With its biggest star departing in another blow-up over sexual harassment, Fox News faces some big challenges. It now has to show that it can hang on to its loyal conservative viewers, improve its working culture, and still continue to make big bucks for its corporate parent.
The company said Wednesday that it had parted ways with longtime host Bill O'Reilly after a "thorough and careful review of allegations against him."
Dozens of advertisers ditched The O'Reilly Factor after a New York Times report detailed $13 million in payouts to five women over his alleged unpleasant behaviour. O'Reilly denied the accusations.
Another female Fox contributor subsequently came forward with a new complaint against the Fox host, and there are reports of more. Women protested outside Fox News headquarters.
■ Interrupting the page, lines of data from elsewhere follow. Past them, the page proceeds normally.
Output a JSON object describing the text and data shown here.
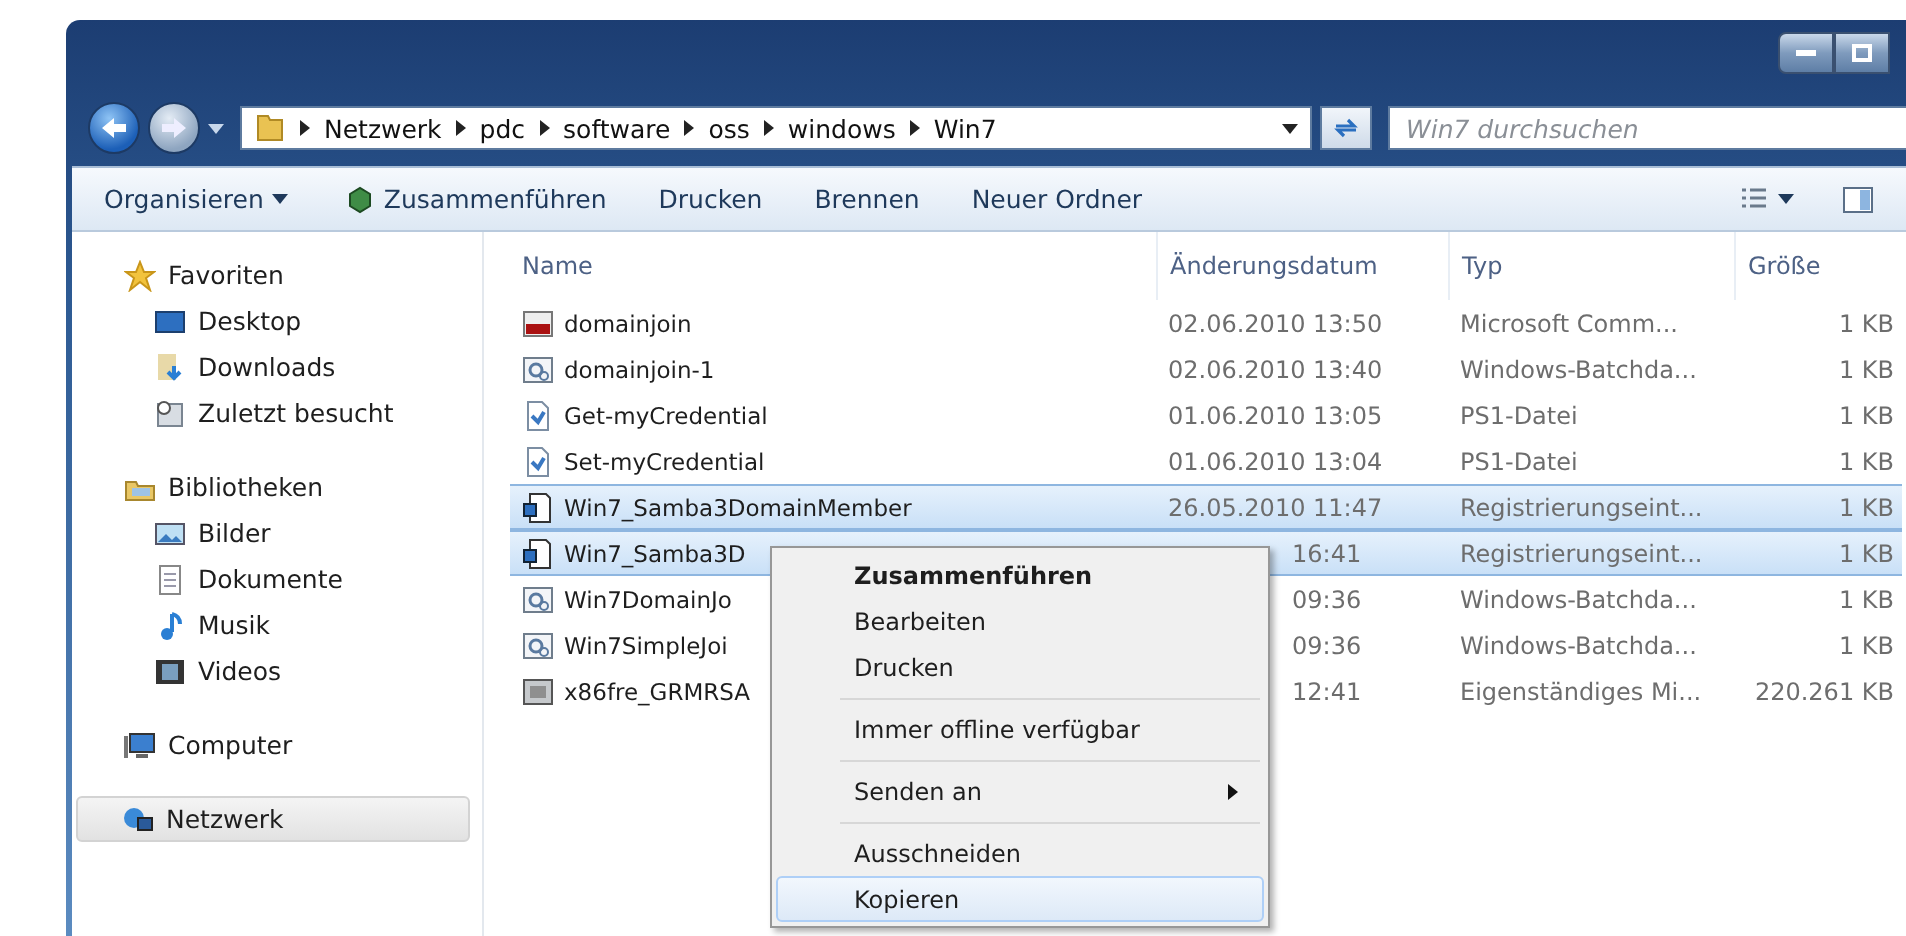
{
  "address_bar": {
    "path": [
      "Netzwerk",
      "pdc",
      "software",
      "oss",
      "windows",
      "Win7"
    ]
  },
  "search": {
    "placeholder": "Win7 durchsuchen"
  },
  "toolbar": {
    "items": [
      {
        "label": "Organisieren",
        "kind": "menu"
      },
      {
        "label": "Zusammenführen",
        "kind": "icon"
      },
      {
        "label": "Drucken",
        "kind": "plain"
      },
      {
        "label": "Brennen",
        "kind": "plain"
      },
      {
        "label": "Neuer Ordner",
        "kind": "plain"
      }
    ]
  },
  "sidebar": {
    "groups": [
      {
        "label": "Favoriten",
        "kind": "star",
        "selected": false,
        "children": [
          {
            "label": "Desktop",
            "kind": "desktop"
          },
          {
            "label": "Downloads",
            "kind": "downloads"
          },
          {
            "label": "Zuletzt besucht",
            "kind": "recent"
          }
        ]
      },
      {
        "label": "Bibliotheken",
        "kind": "library",
        "selected": false,
        "children": [
          {
            "label": "Bilder",
            "kind": "pictures"
          },
          {
            "label": "Dokumente",
            "kind": "documents"
          },
          {
            "label": "Musik",
            "kind": "music"
          },
          {
            "label": "Videos",
            "kind": "videos"
          }
        ]
      },
      {
        "label": "Computer",
        "kind": "computer",
        "selected": false
      },
      {
        "label": "Netzwerk",
        "kind": "network",
        "selected": true
      }
    ]
  },
  "table": {
    "columns": [
      "Name",
      "Änderungsdatum",
      "Typ",
      "Größe"
    ],
    "rows": [
      {
        "kind": "app",
        "name": "domainjoin",
        "date": "02.06.2010 13:50",
        "type": "Microsoft Comm...",
        "size": "1 KB",
        "selected": false,
        "partial": false
      },
      {
        "kind": "batch",
        "name": "domainjoin-1",
        "date": "02.06.2010 13:40",
        "type": "Windows-Batchda...",
        "size": "1 KB",
        "selected": false,
        "partial": false
      },
      {
        "kind": "script",
        "name": "Get-myCredential",
        "date": "01.06.2010 13:05",
        "type": "PS1-Datei",
        "size": "1 KB",
        "selected": false,
        "partial": false
      },
      {
        "kind": "script",
        "name": "Set-myCredential",
        "date": "01.06.2010 13:04",
        "type": "PS1-Datei",
        "size": "1 KB",
        "selected": false,
        "partial": false
      },
      {
        "kind": "registry",
        "name": "Win7_Samba3DomainMember",
        "date": "26.05.2010 11:47",
        "type": "Registrierungseint...",
        "size": "1 KB",
        "selected": true,
        "partial": false
      },
      {
        "kind": "registry",
        "name": "Win7_Samba3D",
        "date": "16:41",
        "type": "Registrierungseint...",
        "size": "1 KB",
        "selected": true,
        "partial": true
      },
      {
        "kind": "batch",
        "name": "Win7DomainJo",
        "date": "09:36",
        "type": "Windows-Batchda...",
        "size": "1 KB",
        "selected": false,
        "partial": true
      },
      {
        "kind": "batch",
        "name": "Win7SimpleJoi",
        "date": "09:36",
        "type": "Windows-Batchda...",
        "size": "1 KB",
        "selected": false,
        "partial": true
      },
      {
        "kind": "installer",
        "name": "x86fre_GRMRSA",
        "date": "12:41",
        "type": "Eigenständiges Mi...",
        "size": "220.261 KB",
        "selected": false,
        "partial": true
      }
    ]
  },
  "context_menu": {
    "sections": [
      [
        {
          "label": "Zusammenführen",
          "default": true,
          "submenu": false,
          "selected": false
        },
        {
          "label": "Bearbeiten",
          "default": false,
          "submenu": false,
          "selected": false
        },
        {
          "label": "Drucken",
          "default": false,
          "submenu": false,
          "selected": false
        }
      ],
      [
        {
          "label": "Immer offline verfügbar",
          "default": false,
          "submenu": false,
          "selected": false
        }
      ],
      [
        {
          "label": "Senden an",
          "default": false,
          "submenu": true,
          "selected": false
        }
      ],
      [
        {
          "label": "Ausschneiden",
          "default": false,
          "submenu": false,
          "selected": false
        },
        {
          "label": "Kopieren",
          "default": false,
          "submenu": false,
          "selected": true
        }
      ]
    ]
  }
}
O'Reilly's departure is the second major blow for the right-leaning news network in nine months. Fox's longtime CEO Roger Ailes resigned abruptly amid similar sexual harassment charges last July. Its leading female star, Megyn Kelly, decamped for NBC in January.
The network's parent company, entertainment giant 21st Century Fox, insisted that Fox News will weather the current storm just fine, noting in a statement the "strength of its talent bench" and expressing "full confidence that the network will continue to be a powerhouse in cable news."
That certainly could happen, though it probably won't be easy.
Some analysts believe that James and Lachlan Murdoch — the sons of 21st Century Fox executive chairman Rupert Murdoch — made the call to change the culture at the network and to cement their control following Ailes's departure.
"Getting rid of the old guard is a way to do that," said Dan Cassino, a professor at Fairleigh Dickinson University and the author of Fox News & American Politics: How One Channel Shapes American Politics & Society.
But O'Reilly has been on Fox News for more than two decades. The O'Reilly Factor has generated a huge ad bonanza for Fox, one that yielded more than $178 million US in 2015. It's the top-rated show on the No. 1 cable network — one that, according to the investment bank Nomura's estimates, accounts for fully 20 per cent of profits at 21st Century Fox.
Now, the top ratings for O'Reilly's time slot — and Fox's other prime-time shows — could be at risk.
"He's been the linchpin" of the lineup, said Jane Hall, an American University professor and former Fox contributor, who noted that it will take a while to see whether his loyal audience sticks with O'Reilly's replacement. That will be Tucker Carlson, whose show is moving to the 8 p.m. slot on Fox.
Others say that O'Reilly's firing won't be a sticking point for most Fox viewers. "When we look at data, at what programs people report watching, you just don't find people who watch Bill O'Reilly and nothing else on Fox," Cassino said.
Fox also has a big financial safety cushion in the fees cable companies pay the network, which dwarf its ad revenue, according to Nomura media analyst Anthony DiClemente. Even if there's some disruption in ad rates or spots, he said, there's a "massive backstop" in those payments, which are long-term deals.